Mexico Taxes U.S. Imports, Audi's carbon friendly cars and carbon friendly transportation, Australia labors over transportation expansion, UPS opens health care logistics hubs in Singapore and China, U.S. football imports from China
News briefs: U.S. Ports Dig Panama Gold, Reducing the Carton Footprint, SaaS to the Rescue, BNSF Brings Shortlines On Line, Truckers Tackle Credit Crunch
Gulf ports maintain container volumes despite Deepwater Horizon oil spill; Supply chain leaders climb the corporate ladder; Toyota Material Handling engineers work with MIT scientists and the U.S. Army to develop a remote-operated fork lift
A steady stream of goods passing north and south across the U.S.-Canada border stitches the two nations tightly together, complicated by factors such as customs regulations, security protocols, data exchange, and infrastructure projects.
21st annual State of Logistics Report: Beating the Recession; Making dollars and Sense out of Jabulanis and Vuvuzelas; Mergers and Acquisitions Show signs of Recovery
Global supply chain visibility and detail can only be achieved by modern electronic data transmissions that are already available and can reduce the costs of international cargo movement.
A professional freight forwarder that represents the interests of all supply chain participants can serve as the missing link in supply chain communication.
Inbound Logistics Senior Writer Joseph O'Reilly visits New Jersey's Port Elizabeth, one of the East Coast's busiest intermodal ports.
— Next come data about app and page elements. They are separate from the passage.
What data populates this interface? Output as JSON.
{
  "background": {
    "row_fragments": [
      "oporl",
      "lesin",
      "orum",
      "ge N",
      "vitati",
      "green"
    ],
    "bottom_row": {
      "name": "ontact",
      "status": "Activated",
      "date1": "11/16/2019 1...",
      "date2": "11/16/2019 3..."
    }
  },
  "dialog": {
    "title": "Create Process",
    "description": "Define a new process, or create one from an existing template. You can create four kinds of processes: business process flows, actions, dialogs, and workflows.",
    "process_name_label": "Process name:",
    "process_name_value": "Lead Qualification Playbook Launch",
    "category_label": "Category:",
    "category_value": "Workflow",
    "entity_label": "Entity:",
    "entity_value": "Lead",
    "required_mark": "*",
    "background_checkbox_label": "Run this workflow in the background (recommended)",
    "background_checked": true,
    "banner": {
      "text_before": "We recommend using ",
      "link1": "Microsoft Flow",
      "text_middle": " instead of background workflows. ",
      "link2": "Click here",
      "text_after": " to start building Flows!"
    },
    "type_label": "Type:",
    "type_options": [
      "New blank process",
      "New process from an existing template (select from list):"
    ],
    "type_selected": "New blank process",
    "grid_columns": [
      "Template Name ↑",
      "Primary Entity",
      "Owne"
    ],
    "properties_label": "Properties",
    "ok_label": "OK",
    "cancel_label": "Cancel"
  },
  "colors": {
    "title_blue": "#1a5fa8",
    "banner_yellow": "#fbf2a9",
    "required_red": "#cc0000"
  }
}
Inbound Logistics Senior Writer Joseph O'Reilly tours North Carolina's Piedmont Triad, home to a new FedEx hub and growing Aerotropolis.